Needed from the entries below: every line that holds the word "surname".

Records drawn from a dataset
━━━━
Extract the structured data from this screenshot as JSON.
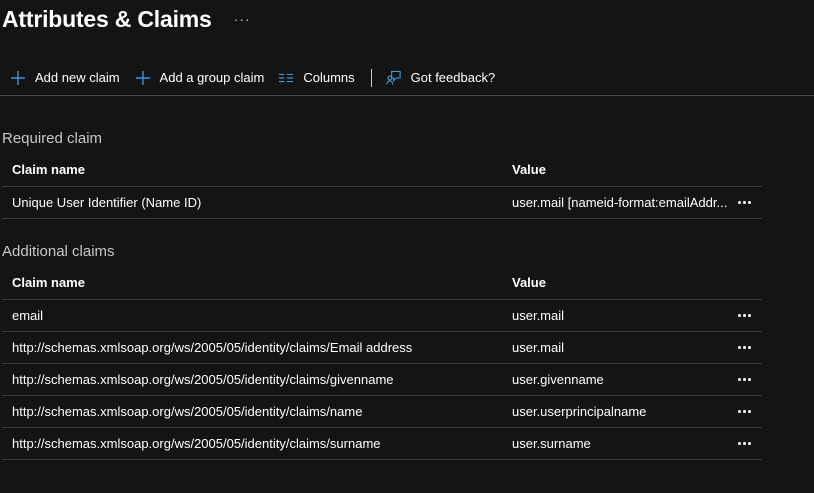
{
  "header": {
    "title": "Attributes & Claims",
    "more": "···"
  },
  "toolbar": {
    "add_new_claim": "Add new claim",
    "add_group_claim": "Add a group claim",
    "columns": "Columns",
    "feedback": "Got feedback?"
  },
  "required": {
    "title": "Required claim",
    "columns": {
      "name": "Claim name",
      "value": "Value"
    },
    "rows": [
      {
        "name": "Unique User Identifier (Name ID)",
        "value": "user.mail [nameid-format:emailAddr..."
      }
    ]
  },
  "additional": {
    "title": "Additional claims",
    "columns": {
      "name": "Claim name",
      "value": "Value"
    },
    "rows": [
      {
        "name": "email",
        "value": "user.mail"
      },
      {
        "name": "http://schemas.xmlsoap.org/ws/2005/05/identity/claims/Email address",
        "value": "user.mail"
      },
      {
        "name": "http://schemas.xmlsoap.org/ws/2005/05/identity/claims/givenname",
        "value": "user.givenname"
      },
      {
        "name": "http://schemas.xmlsoap.org/ws/2005/05/identity/claims/name",
        "value": "user.userprincipalname"
      },
      {
        "name": "http://schemas.xmlsoap.org/ws/2005/05/identity/claims/surname",
        "value": "user.surname"
      }
    ]
  },
  "colors": {
    "background": "#141414",
    "accent": "#3a96dd",
    "divider": "#3b3b3b"
  },
  "icons": {
    "add_new_claim": "plus-icon",
    "add_group_claim": "plus-icon",
    "columns": "columns-icon",
    "feedback": "feedback-icon",
    "row_more": "more-icon"
  }
}
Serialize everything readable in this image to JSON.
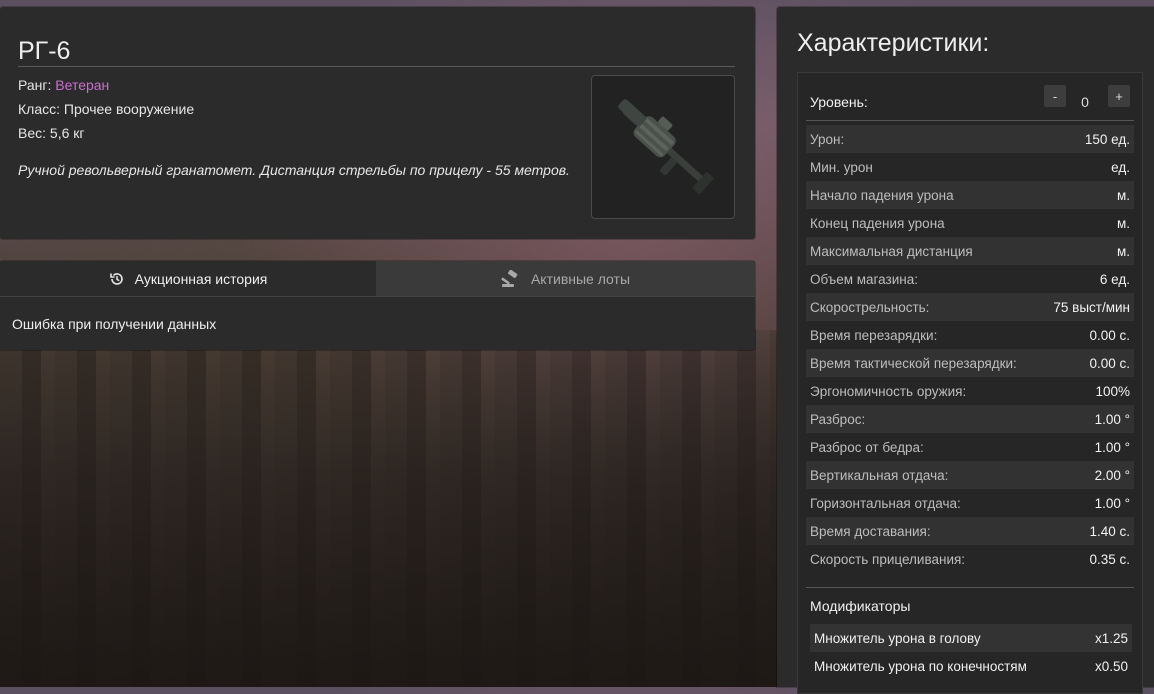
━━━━
* _Solution below_:
        "name": "http://schemas.xmlsoap.org/ws/2005/05/identity/claims/surname",
        "value": "user.surname"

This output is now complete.